Segment Start: Data to process

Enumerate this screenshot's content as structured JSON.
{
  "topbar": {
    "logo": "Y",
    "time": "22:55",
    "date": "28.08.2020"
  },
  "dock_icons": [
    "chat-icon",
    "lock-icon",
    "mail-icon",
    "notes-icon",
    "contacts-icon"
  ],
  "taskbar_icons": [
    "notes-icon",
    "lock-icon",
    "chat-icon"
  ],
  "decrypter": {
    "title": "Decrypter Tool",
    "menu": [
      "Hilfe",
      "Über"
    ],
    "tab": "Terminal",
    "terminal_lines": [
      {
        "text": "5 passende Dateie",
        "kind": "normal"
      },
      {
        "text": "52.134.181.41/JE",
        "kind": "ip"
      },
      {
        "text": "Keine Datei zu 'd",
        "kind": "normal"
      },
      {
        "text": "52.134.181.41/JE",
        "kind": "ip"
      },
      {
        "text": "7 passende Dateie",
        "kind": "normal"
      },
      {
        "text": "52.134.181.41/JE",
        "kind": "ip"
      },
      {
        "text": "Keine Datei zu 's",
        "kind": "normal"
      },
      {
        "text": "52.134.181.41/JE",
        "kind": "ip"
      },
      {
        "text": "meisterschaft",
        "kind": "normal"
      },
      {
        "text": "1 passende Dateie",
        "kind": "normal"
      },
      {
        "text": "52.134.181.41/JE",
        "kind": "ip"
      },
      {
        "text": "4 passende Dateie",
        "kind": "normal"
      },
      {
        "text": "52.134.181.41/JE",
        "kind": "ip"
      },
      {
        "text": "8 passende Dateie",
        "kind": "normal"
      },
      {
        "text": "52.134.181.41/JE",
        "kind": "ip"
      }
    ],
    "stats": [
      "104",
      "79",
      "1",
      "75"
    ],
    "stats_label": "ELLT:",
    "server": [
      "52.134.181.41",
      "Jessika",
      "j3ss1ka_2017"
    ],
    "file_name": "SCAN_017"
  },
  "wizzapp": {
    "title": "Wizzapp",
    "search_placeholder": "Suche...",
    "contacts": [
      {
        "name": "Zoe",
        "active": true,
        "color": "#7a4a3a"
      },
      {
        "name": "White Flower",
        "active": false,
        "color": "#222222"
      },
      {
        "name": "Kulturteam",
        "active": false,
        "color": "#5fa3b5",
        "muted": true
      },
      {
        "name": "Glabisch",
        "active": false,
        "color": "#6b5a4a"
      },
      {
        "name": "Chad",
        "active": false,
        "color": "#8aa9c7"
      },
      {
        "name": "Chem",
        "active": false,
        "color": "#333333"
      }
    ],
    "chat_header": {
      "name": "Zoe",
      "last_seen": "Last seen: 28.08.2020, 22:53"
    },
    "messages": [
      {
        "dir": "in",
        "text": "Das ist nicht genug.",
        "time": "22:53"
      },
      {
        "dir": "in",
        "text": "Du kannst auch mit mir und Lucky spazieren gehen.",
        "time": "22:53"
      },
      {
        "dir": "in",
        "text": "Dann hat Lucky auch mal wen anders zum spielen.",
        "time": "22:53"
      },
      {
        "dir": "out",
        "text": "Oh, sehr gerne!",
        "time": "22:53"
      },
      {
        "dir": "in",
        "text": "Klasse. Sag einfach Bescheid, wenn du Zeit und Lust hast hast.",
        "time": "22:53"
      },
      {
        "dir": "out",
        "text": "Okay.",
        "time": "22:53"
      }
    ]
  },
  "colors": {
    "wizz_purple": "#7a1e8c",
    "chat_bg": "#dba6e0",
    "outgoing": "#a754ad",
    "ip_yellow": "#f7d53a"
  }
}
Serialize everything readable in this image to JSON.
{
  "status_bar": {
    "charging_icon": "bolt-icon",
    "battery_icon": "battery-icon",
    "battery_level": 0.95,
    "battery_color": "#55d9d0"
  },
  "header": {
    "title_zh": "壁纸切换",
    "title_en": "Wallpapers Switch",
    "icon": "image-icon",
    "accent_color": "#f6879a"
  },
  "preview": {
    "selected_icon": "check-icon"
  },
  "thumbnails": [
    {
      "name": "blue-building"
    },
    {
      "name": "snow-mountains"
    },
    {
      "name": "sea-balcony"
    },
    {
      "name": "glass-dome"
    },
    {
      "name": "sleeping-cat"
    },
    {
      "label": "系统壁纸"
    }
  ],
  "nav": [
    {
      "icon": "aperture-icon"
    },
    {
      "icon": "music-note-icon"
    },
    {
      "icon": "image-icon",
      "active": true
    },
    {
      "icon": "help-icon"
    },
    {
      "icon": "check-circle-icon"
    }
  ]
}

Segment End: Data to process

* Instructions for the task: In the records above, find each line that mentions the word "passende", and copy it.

* Exercise answer:
        "text": "5 passende Dateie",
        "text": "7 passende Dateie",
        "text": "1 passende Dateie",
        "text": "4 passende Dateie",
        "text": "8 passende Dateie",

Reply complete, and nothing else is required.